For each entry, return the text exactly and omit any image.

** Dataset follows **

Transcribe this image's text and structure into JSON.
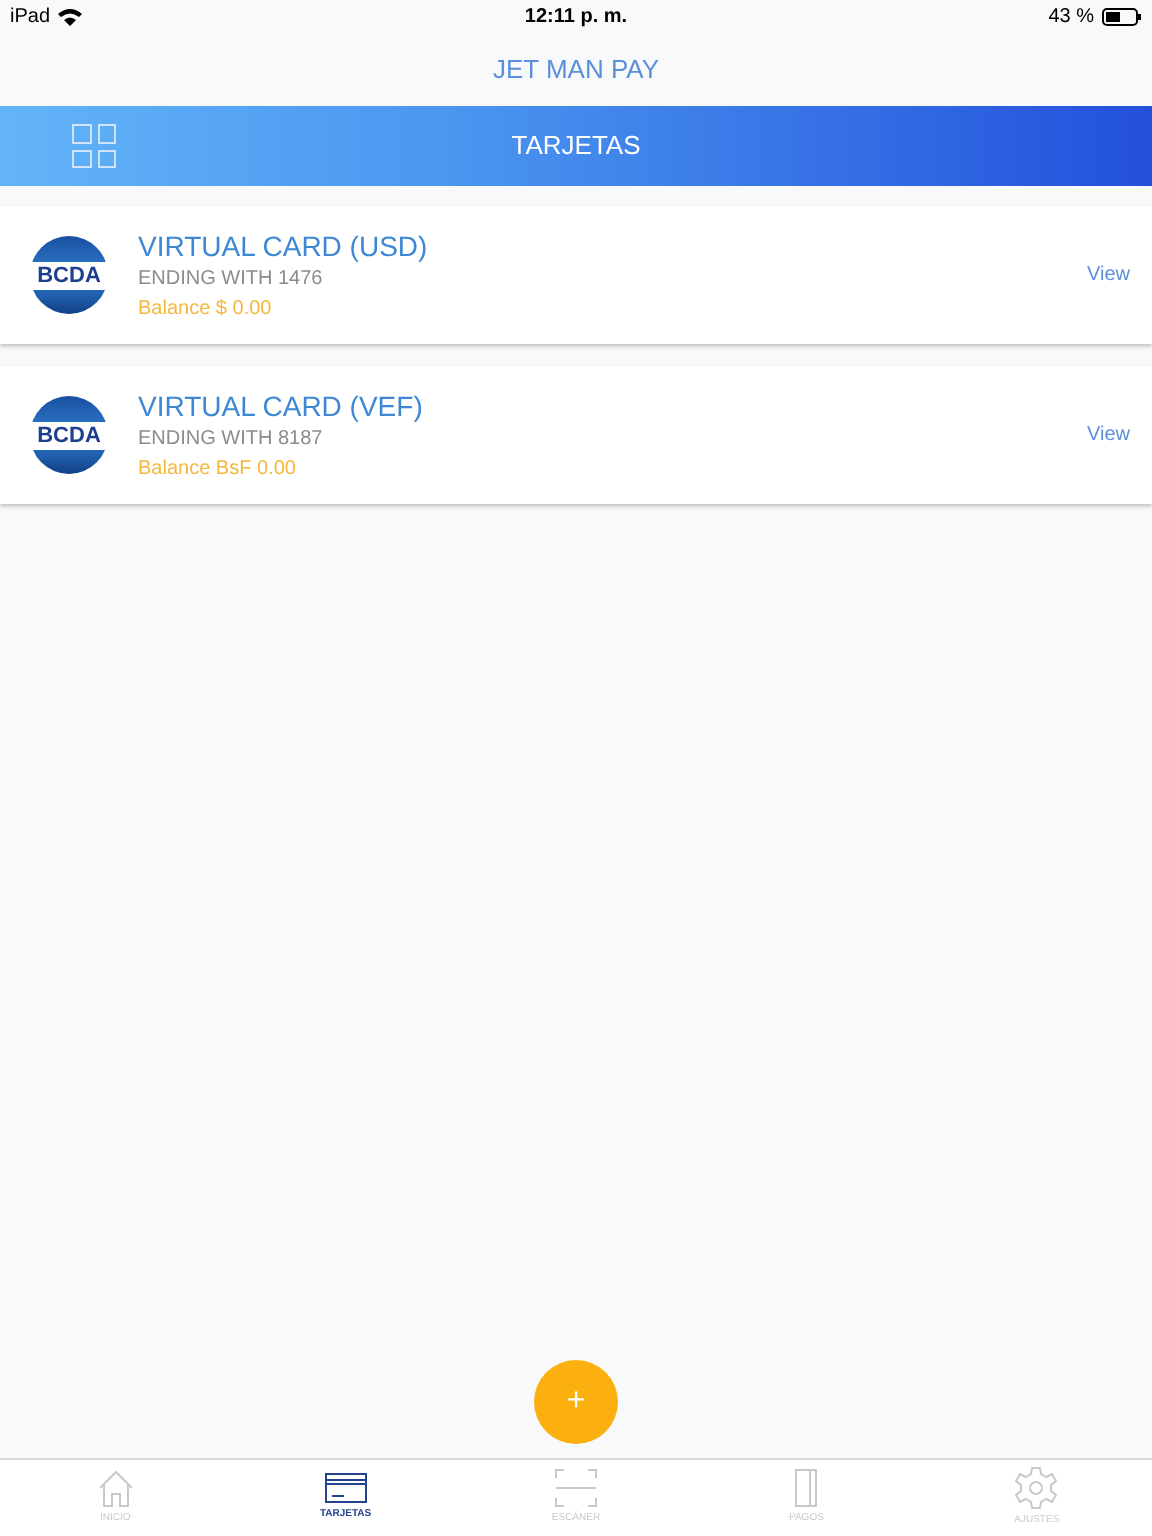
{
  "status_bar": {
    "device": "iPad",
    "time": "12:11 p. m.",
    "battery": "43 %"
  },
  "app_title": "JET MAN PAY",
  "header": {
    "title": "TARJETAS"
  },
  "cards": [
    {
      "logo_text": "BCDA",
      "title": "VIRTUAL CARD (USD)",
      "ending": "ENDING WITH 1476",
      "balance": "Balance $ 0.00",
      "action": "View"
    },
    {
      "logo_text": "BCDA",
      "title": "VIRTUAL CARD (VEF)",
      "ending": "ENDING WITH 8187",
      "balance": "Balance BsF 0.00",
      "action": "View"
    }
  ],
  "fab": {
    "label": "+"
  },
  "tab_bar": [
    {
      "kind": "home",
      "label": "INICIO",
      "selected": false
    },
    {
      "kind": "card",
      "label": "TARJETAS",
      "selected": true
    },
    {
      "kind": "scan",
      "label": "ESCÁNER",
      "selected": false
    },
    {
      "kind": "pay",
      "label": "PAGOS",
      "selected": false
    },
    {
      "kind": "settings",
      "label": "AJUSTES",
      "selected": false
    }
  ]
}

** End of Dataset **

# Result for this task
Transcribe this image's text and structure into JSON.
{
  "status_bar": {
    "device": "iPad",
    "time": "12:11 p. m.",
    "battery": "43 %"
  },
  "app_title": "JET MAN PAY",
  "header": {
    "title": "TARJETAS"
  },
  "cards": [
    {
      "logo_text": "BCDA",
      "title": "VIRTUAL CARD (USD)",
      "ending": "ENDING WITH 1476",
      "balance": "Balance $ 0.00",
      "action": "View"
    },
    {
      "logo_text": "BCDA",
      "title": "VIRTUAL CARD (VEF)",
      "ending": "ENDING WITH 8187",
      "balance": "Balance BsF 0.00",
      "action": "View"
    }
  ],
  "fab": {
    "label": "+"
  },
  "tab_bar": [
    {
      "kind": "home",
      "label": "INICIO",
      "selected": false
    },
    {
      "kind": "card",
      "label": "TARJETAS",
      "selected": true
    },
    {
      "kind": "scan",
      "label": "ESCÁNER",
      "selected": false
    },
    {
      "kind": "pay",
      "label": "PAGOS",
      "selected": false
    },
    {
      "kind": "settings",
      "label": "AJUSTES",
      "selected": false
    }
  ]
}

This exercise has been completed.